Before the 2010 General Election the Social Policy Association published In Defence of Welfare: a review of the social policy developments of the preceding parliament. The current volume was published before the recent General Election with the same purpose. It contains nearly fifty short essays on a wide variety of aspects of social policy, divided into six categories: What’s the point of welfare; Impact of welfare reforms; Welfare provision – core services; Welfare beyond the state; Challenges to welfare; and Looking Ahead. All of the essays are by experts in the relevant fields, they are up to date, and they are of high quality. The verdict of the essays is almost unremittingly negative in relation to the previous government’s social policy record. This is understandable, because food banks get a mention in more than a quarter of the essays, benefits sanctions and caps and the bedroom tax appear almost as often, and the Government didn’t even seem to be listening to informed right wing opinion, as Ian Cole and Ryan Powell point out in their contribution on housing: but the risk attached to the unremittingly negative tone is that a future Conservative government (which we now know we have) will be increasingly disinclined to listen to social policy expertise.
A somewhat different approach is taken by Robert Page, whose essay attempts an objective understanding of what he calls the ‘progressive neo-liberal conservative agenda’ (p.52) – although some would no doubt question the inclusion of ‘progressive’ in that description. It now looks even more likely that this will become the ‘dominant welfare narrative of the contemporary era’ (p.54), and if the social policy profession can’t learn to work with it then it will find itself increasingly marginal to social policy decision-making.
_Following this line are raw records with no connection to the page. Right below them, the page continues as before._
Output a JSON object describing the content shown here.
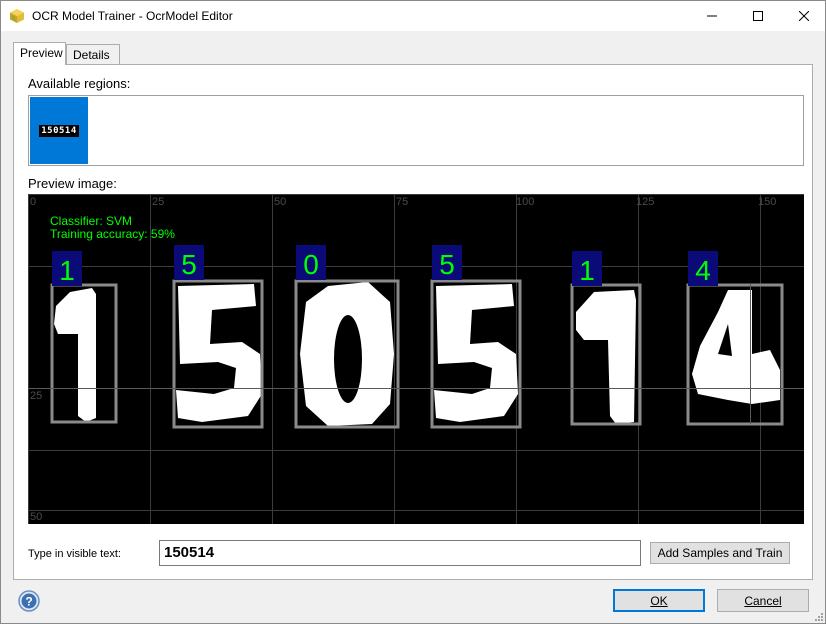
{
  "window": {
    "title": "OCR Model Trainer - OcrModel Editor"
  },
  "tabs": [
    {
      "label": "Preview",
      "active": true
    },
    {
      "label": "Details",
      "active": false
    }
  ],
  "preview_tab": {
    "available_regions_label": "Available regions:",
    "region_thumb_text": "150514",
    "preview_image_label": "Preview image:",
    "classifier_text": "Classifier: SVM",
    "accuracy_text": "Training accuracy: 59%",
    "ruler_x": [
      "0",
      "25",
      "50",
      "75",
      "100",
      "125",
      "150"
    ],
    "ruler_y": [
      "0",
      "25",
      "50"
    ],
    "characters": [
      "1",
      "5",
      "0",
      "5",
      "1",
      "4"
    ],
    "visible_text_label": "Type in visible text:",
    "visible_text_value": "150514",
    "add_samples_button": "Add Samples and Train"
  },
  "footer": {
    "ok_label": "OK",
    "cancel_label": "Cancel"
  },
  "colors": {
    "accent": "#0078d7",
    "overlay_text": "#00ff00",
    "char_label_bg": "#0a0a78",
    "box_border": "#808080"
  }
}
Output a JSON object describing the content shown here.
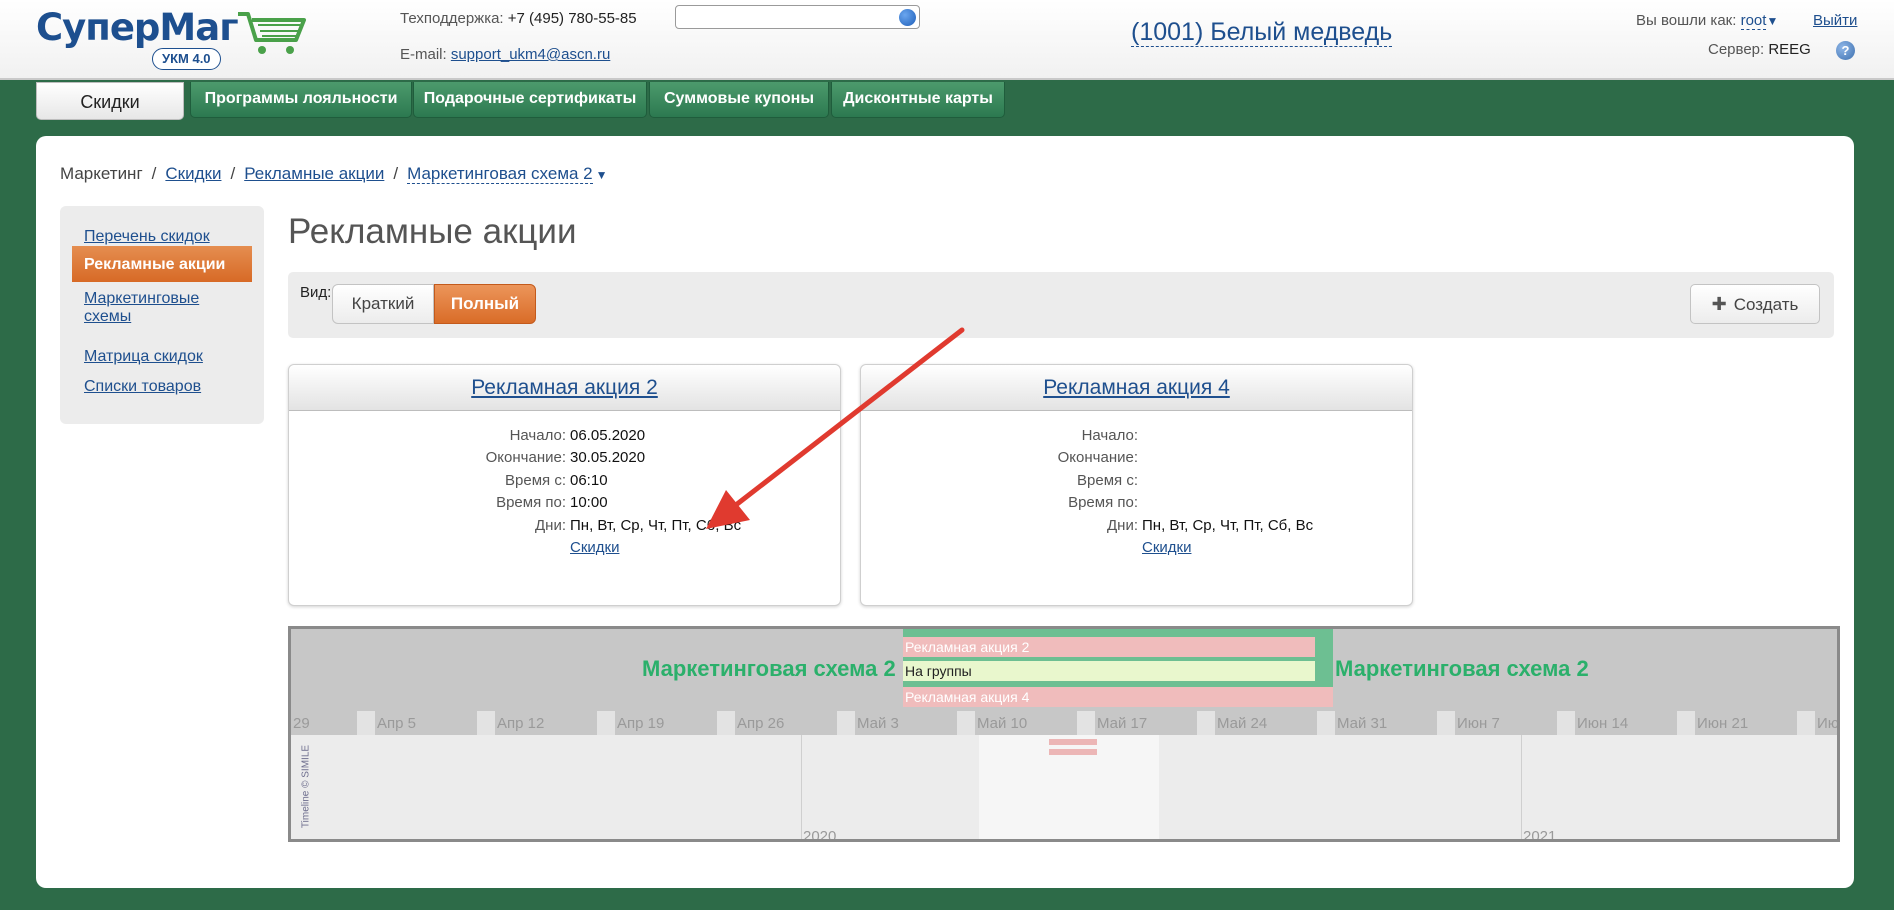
{
  "header": {
    "logo_part1": "Супер",
    "logo_part2": "Маг",
    "logo_badge": "УКМ 4.0",
    "support_label": "Техподдержка:",
    "support_phone": "+7 (495) 780-55-85",
    "email_label": "E-mail:",
    "email": "support_ukm4@ascn.ru",
    "search_placeholder": "",
    "store": "(1001) Белый медведь",
    "login_label": "Вы вошли как:",
    "login_user": "root",
    "logout": "Выйти",
    "server_label": "Сервер:",
    "server_name": "REEG",
    "help": "?"
  },
  "tabs": [
    {
      "label": "Скидки",
      "active": true
    },
    {
      "label": "Программы лояльности"
    },
    {
      "label": "Подарочные сертификаты"
    },
    {
      "label": "Суммовые купоны"
    },
    {
      "label": "Дисконтные карты"
    }
  ],
  "breadcrumb": [
    "Маркетинг",
    "Скидки",
    "Рекламные акции",
    "Маркетинговая схема 2"
  ],
  "sidebar": [
    {
      "label": "Перечень скидок"
    },
    {
      "label": "Рекламные акции",
      "active": true
    },
    {
      "label": "Маркетинговые схемы"
    },
    {
      "label": "Матрица скидок"
    },
    {
      "label": "Списки товаров"
    }
  ],
  "page_title": "Рекламные акции",
  "view": {
    "label": "Вид:",
    "brief": "Краткий",
    "full": "Полный",
    "create": "Создать"
  },
  "field_labels": {
    "start": "Начало:",
    "end": "Окончание:",
    "time_from": "Время с:",
    "time_to": "Время по:",
    "days": "Дни:"
  },
  "cards": [
    {
      "title": "Рекламная акция 2",
      "start": "06.05.2020",
      "end": "30.05.2020",
      "time_from": "06:10",
      "time_to": "10:00",
      "days": "Пн, Вт, Ср, Чт, Пт, Сб, Вс",
      "link": "Скидки"
    },
    {
      "title": "Рекламная акция 4",
      "start": "",
      "end": "",
      "time_from": "",
      "time_to": "",
      "days": "Пн, Вт, Ср, Чт, Пт, Сб, Вс",
      "link": "Скидки"
    }
  ],
  "timeline": {
    "scheme_left": "Маркетинговая схема 2",
    "scheme_right": "Маркетинговая схема 2",
    "events": [
      "Рекламная акция 2",
      "На группы",
      "Рекламная акция 4"
    ],
    "weeks": [
      "29",
      "Апр 5",
      "Апр 12",
      "Апр 19",
      "Апр 26",
      "Май 3",
      "Май 10",
      "Май 17",
      "Май 24",
      "Май 31",
      "Июн 7",
      "Июн 14",
      "Июн 21",
      "Июн"
    ],
    "years": [
      "2020",
      "2021"
    ],
    "credit": "Timeline © SIMILE"
  },
  "colors": {
    "green_bg": "#2d6b48",
    "accent_orange": "#d96c28",
    "link_blue": "#1e4f8e",
    "scheme_green": "#2bb06b",
    "annotation_red": "#e03a2f"
  }
}
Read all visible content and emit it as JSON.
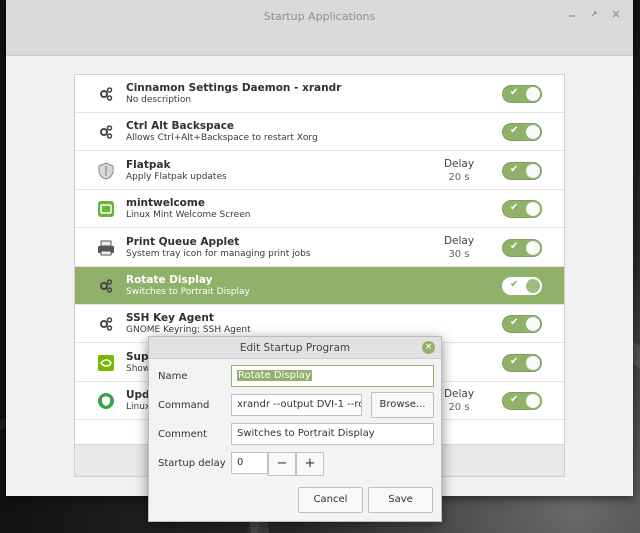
{
  "window": {
    "title": "Startup Applications"
  },
  "apps": [
    {
      "name": "Cinnamon Settings Daemon - xrandr",
      "description": "No description",
      "icon": "gear-icon",
      "delay_label": "",
      "delay_value": "",
      "enabled": true,
      "selected": false
    },
    {
      "name": "Ctrl Alt Backspace",
      "description": "Allows Ctrl+Alt+Backspace to restart Xorg",
      "icon": "gear-icon",
      "delay_label": "",
      "delay_value": "",
      "enabled": true,
      "selected": false
    },
    {
      "name": "Flatpak",
      "description": "Apply Flatpak updates",
      "icon": "shield-icon",
      "delay_label": "Delay",
      "delay_value": "20 s",
      "enabled": true,
      "selected": false
    },
    {
      "name": "mintwelcome",
      "description": "Linux Mint Welcome Screen",
      "icon": "mint-welcome-icon",
      "delay_label": "",
      "delay_value": "",
      "enabled": true,
      "selected": false
    },
    {
      "name": "Print Queue Applet",
      "description": "System tray icon for managing print jobs",
      "icon": "printer-icon",
      "delay_label": "Delay",
      "delay_value": "30 s",
      "enabled": true,
      "selected": false
    },
    {
      "name": "Rotate Display",
      "description": "Switches to Portrait Display",
      "icon": "gear-icon",
      "delay_label": "",
      "delay_value": "",
      "enabled": true,
      "selected": true
    },
    {
      "name": "SSH Key Agent",
      "description": "GNOME Keyring: SSH Agent",
      "icon": "gear-icon",
      "delay_label": "",
      "delay_value": "",
      "enabled": true,
      "selected": false
    },
    {
      "name": "Supp",
      "description": "Show",
      "icon": "nvidia-icon",
      "delay_label": "",
      "delay_value": "",
      "enabled": true,
      "selected": false
    },
    {
      "name": "Upda",
      "description": "Linux",
      "icon": "update-shield-icon",
      "delay_label": "Delay",
      "delay_value": "20 s",
      "enabled": true,
      "selected": false
    }
  ],
  "dialog": {
    "title": "Edit Startup Program",
    "name_label": "Name",
    "name_value": "Rotate Display",
    "command_label": "Command",
    "command_value": "xrandr --output DVI-1 --ro",
    "browse_label": "Browse...",
    "comment_label": "Comment",
    "comment_value": "Switches to Portrait Display",
    "delay_label": "Startup delay",
    "delay_value": "0",
    "minus_label": "−",
    "plus_label": "+",
    "cancel_label": "Cancel",
    "save_label": "Save"
  },
  "colors": {
    "accent": "#8fb16a",
    "selected_row": "#8fb16a"
  }
}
The social policy evaluation that we shall require will be the kind offered by Liam Foster and Jay Ginn. Their analysis of the Single Tier State Pension (STP) and other pension changes is that there will be some useful long term effects ( – there will be a greater incentive to save for retirement, and the system will be less complex than it is now), but that the changes will not solve some important problems, such as pensioner inequality. The policies on which the social policy community will need to concentrate are those that will deliver genuinely progressive outcomes but that will also cohere with a neo-liberal ideology. The STP is clearly a good example of this. Provision that is universal, or more nearly universal than the current provision, has a good claim to neo-liberal conservative interest because of its greater economic and administrative efficiency. It would also be genuinely ‘progressive’. Getting behind increased universal provision in social security and other policy fields is something that social policy academics and practitioners across the political spectrum should be able to agree on. Other important suggestions are that of Yates and Lockley in their essay on the increasingly computerised interface between the Government and the public: that the academic community needs to ‘take heed of the policies and practices that can be implemented through technology solutions’ (p.160); and that of Crosby and Price, that rather than providing short-term survival, the social security system should ‘prevent socio-economic insecurity and promote opportunity’ (p.170). Between them, these essays suggest that easily-computerisable universal benefits should be serious policy options both for neo-liberal governments and for the social policy community.
The editors are to be congratulated for bringing together such a feast of well informed, concise and relevant essays. The collection should be on the reading list of every minister in the new government.